macroH2A2 antagonizes epigenetic programs of stemness in glioblastoma.
Nikolic A., Maule F., Bobyn A., Ellestad K., Paik S., Marhon SA., Mehdipour P., Lun X., Chen H-M., Mallard C., Hay AJ., Johnston MJ., Gafuik CJ., Zemp FJ., Shen Y., Ninkovic N., Osz K., Labit E., Berger ND., Brownsey DK., Kelly JJ., Biernaskie J., Dirks PB., Derksen DJ., Jones SJM., Senger DL., Chan JA., Mahoney DJ., De Carvalho DD., Gallo M.
Self-renewal is a crucial property of glioblastoma cells that is enabled by the choreographed functions of chromatin regulators and transcription factors. Identifying targetable epigenetic mechanisms of self-renewal could therefore represent an important step toward developing effective treatments for this universally lethal cancer.

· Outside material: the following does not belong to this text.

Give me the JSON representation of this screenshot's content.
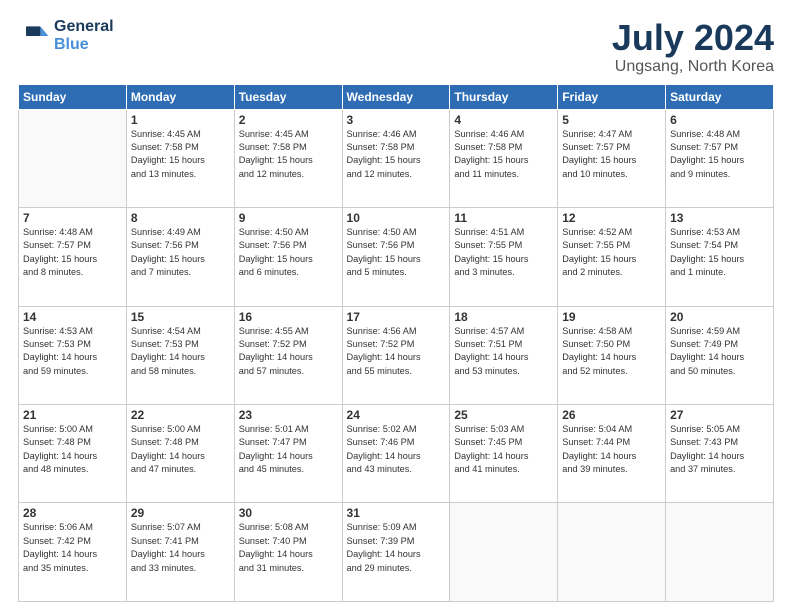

Here we uncover an epigenetic axis of self-renewal mediated by the histone variant macroH2A2. With omics and functional assays deploying patient-derived in vitro and in vivo models, we show that macroH2A2 shapes chromatin accessibility at enhancer elements to antagonize transcriptional programs of self-renewal. macroH2A2 also sensitizes cells to small molecule-mediated cell death via activation of a viral mimicry response. Consistent with these results, our analyses of clinical cohorts indicate that high transcriptional levels of this histone variant are associated with better prognosis of high-grade glioma patients. Our results reveal a targetable epigenetic mechanism of self-renewal controlled by macroH2A2 and suggest additional treatment approaches for glioblastoma patients.